Understanding Salvation Differently

In my last post I showed some of the problems with the popular conception of the atonement. This post I hope to offer an alternative understanding of the atonement.  Now this would be sheer madness if I was offering some theory of my own that I had come up with last week.  Instead, I would offer something far older than myself, a theory that has existed in the church since the beginning. For those familiar with different theories of the cross, the term Christus Victor might be the most fitting for this theory.  However, it is not exactly the theory identified by Gustav Aulen in his book of the same name.  It is something more.

The popular modern conception of the cross, which dates back to the Reformation, is familiar to almost everyone.  God is angry with us, wants to smash us to bits, and has every right to do so.  So Jesus comes in, takes the smashing for us, and the problem is solved.  The more ancient understanding of the cross is that it is the place where Jesus confronts human sin, suffering, and death, as well as the dark powers of the earth, and overcomes them.  Jesus takes on human suffering as the fulfillment of His incarnation, drawing us to Him in His suffering.

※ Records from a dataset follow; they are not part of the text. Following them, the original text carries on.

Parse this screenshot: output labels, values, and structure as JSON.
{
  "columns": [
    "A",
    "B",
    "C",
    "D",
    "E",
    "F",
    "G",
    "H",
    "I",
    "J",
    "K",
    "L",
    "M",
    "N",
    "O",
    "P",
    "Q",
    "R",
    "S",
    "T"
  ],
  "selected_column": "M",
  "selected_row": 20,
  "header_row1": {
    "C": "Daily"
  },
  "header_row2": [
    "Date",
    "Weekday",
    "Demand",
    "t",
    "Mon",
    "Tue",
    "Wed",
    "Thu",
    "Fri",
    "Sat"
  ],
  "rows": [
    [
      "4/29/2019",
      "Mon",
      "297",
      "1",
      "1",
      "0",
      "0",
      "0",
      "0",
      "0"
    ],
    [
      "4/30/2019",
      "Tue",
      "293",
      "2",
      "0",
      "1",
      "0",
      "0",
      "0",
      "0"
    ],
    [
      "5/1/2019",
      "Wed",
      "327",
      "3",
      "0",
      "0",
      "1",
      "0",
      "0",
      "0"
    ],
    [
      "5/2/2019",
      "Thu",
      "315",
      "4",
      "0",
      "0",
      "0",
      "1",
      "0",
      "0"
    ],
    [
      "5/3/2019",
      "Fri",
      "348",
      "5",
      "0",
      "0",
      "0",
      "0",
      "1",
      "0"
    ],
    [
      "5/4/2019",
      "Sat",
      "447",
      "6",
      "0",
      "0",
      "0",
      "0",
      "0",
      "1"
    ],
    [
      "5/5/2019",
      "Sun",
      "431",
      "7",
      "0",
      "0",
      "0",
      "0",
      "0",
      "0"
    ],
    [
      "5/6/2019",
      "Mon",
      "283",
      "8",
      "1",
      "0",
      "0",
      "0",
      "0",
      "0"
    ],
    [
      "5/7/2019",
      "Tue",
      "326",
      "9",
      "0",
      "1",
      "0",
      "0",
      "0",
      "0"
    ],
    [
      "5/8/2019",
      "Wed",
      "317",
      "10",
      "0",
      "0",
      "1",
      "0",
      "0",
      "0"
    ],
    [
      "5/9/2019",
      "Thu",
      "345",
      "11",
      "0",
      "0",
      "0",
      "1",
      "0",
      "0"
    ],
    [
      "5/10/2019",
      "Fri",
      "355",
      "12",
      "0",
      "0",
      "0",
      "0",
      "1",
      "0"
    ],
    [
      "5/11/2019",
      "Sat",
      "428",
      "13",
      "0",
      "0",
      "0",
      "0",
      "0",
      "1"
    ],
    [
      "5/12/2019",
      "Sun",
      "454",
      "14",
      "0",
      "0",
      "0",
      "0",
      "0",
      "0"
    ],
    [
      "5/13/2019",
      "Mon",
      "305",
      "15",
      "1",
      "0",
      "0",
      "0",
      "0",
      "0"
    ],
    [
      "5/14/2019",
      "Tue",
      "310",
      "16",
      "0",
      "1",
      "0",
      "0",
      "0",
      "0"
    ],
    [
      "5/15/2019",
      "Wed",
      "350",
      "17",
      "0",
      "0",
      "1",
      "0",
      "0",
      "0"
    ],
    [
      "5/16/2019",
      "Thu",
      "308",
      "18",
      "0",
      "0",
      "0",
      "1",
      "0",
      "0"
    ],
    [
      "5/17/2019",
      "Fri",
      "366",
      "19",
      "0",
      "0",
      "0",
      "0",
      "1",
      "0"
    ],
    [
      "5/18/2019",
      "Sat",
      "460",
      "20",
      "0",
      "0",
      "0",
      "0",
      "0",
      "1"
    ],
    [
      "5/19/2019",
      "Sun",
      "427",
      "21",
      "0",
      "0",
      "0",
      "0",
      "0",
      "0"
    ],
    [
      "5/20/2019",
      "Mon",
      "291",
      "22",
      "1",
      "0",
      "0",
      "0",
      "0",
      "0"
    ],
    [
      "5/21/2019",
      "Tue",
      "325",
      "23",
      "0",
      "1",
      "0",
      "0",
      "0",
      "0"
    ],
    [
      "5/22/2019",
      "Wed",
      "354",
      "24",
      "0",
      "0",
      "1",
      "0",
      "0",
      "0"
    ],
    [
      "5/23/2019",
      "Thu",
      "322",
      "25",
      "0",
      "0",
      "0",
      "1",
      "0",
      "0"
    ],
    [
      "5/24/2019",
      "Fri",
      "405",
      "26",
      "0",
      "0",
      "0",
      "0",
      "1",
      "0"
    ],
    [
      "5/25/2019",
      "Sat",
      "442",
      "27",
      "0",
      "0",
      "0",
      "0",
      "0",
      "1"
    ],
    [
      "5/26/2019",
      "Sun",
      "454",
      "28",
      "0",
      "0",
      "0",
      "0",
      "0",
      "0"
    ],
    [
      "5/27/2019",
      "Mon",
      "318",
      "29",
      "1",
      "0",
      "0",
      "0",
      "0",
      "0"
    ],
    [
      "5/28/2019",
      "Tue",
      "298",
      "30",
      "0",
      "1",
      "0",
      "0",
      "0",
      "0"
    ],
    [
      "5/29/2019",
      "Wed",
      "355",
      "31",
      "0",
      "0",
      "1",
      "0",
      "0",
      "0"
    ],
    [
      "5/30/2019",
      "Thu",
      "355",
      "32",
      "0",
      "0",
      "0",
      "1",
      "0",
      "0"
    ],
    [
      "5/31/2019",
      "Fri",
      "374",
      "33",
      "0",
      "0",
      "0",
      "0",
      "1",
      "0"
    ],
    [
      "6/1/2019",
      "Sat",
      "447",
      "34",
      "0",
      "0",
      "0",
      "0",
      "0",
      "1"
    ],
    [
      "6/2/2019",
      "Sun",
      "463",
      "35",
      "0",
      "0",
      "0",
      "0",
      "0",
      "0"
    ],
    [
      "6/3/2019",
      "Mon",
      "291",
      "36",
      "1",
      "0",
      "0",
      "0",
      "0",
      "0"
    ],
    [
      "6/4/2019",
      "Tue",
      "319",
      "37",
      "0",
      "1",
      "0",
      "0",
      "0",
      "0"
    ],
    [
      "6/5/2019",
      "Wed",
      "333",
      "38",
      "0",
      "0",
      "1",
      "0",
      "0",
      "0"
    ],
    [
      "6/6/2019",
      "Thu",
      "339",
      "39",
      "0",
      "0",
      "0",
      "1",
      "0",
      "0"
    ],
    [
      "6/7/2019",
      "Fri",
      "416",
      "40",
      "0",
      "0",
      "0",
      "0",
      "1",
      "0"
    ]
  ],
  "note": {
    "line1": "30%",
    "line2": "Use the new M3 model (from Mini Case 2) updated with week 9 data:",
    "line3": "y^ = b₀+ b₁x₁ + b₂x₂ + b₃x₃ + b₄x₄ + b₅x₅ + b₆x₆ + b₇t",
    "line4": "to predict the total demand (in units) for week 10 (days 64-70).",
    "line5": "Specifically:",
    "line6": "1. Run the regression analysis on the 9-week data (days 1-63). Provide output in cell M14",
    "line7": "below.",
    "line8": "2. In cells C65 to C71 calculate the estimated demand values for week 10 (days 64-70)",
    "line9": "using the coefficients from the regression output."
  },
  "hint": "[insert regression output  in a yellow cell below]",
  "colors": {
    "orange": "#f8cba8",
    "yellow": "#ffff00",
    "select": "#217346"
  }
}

This meeting of God and human suffering, death, and guilt, is all based on the fact that Jesus, as God, is stronger than all of these things.  But He must become a human being to experience them in Himself.  He must be the one who suffers, experiences guilt, shame, sorrow, loss, and the perceived abandonment of God.  He must take on a body that can suffer and die so that He may directly encounter this suffering and death in Himself.  Then, once he has died, He overcomes the suffering and death in the resurrection. (1)

By doing all of this as a human being, Christ transforms our human nature and binds it closely to his divine nature.  In other words, humanity is now in the trinity by means of Jesus’ incarnation, death, and resurrection.  By dying he has confronted human death in himself, and overcome it by his divinity.  That divine overcoming is shared with us, and we are grafted into it, being allowed to now become, as St. Peter says, partakers of the Divine nature.  The divine nature of Jesus is shared with all of us, so that our sin, suffering, and death, may be overcome by his victory.

Of course, this is not merely a simple pardoning then of sins.  Our sins are forgiven by Christ, and his death works in a mysterious way to blot out sin.  But this is not the only thing.  We are not simply made legally righteous before God, but invited to share in God’s own person so that we are transformed into Christ in the world.  All of this seems very clear in John’s Gospel.

This image of redemption does not put us in the hands of an angry God.  Instead, it puts us as people who endangered our own existence by doing evil.  We undermined our own beings by disconnecting ourselves from God who is the very root and ground of our being.  By being in conflict with God, for in God being and goodness are one, we have lost our ground for goodness and existence.  Thus we do evil, and we die.  In other words, “the wages of sin is death.”

Christ comes to fix all of that by binding us tightly to Him in goodness and being.  The result is that we begin a journey of life that transcends what we understand of human life.  We are called to be humans bound up in the divine life of God.  None of this requires a God who is wrathful against humanity.  None of it requires that we think of ourselves as dung or worthy of God’s terrible wrath.  Instead, we are loved people, far more valuable to God than merely people He wants to see in some kind of legal relationship with Himself.  He says to us, as the New Testament makes clear, “you are one flesh with me” by making humanity in the Church His bride.

As well, all of the problems listed in the last article, do not pertain.  Instead, there is one consistent act of creation, redemption, and glorification.  God creates so that we might partake of God. When we fall, God acts to restore the relationship in reality, not merely in a legal fiction. And we then begin to partake of God’s life here and now, with a great hope that we will partake of it without limit after the resurrection.

(1)  All of this may be found in St. Athanasius, as well as much of it seen in St. Cyril as well as Maximus the Confessor and others.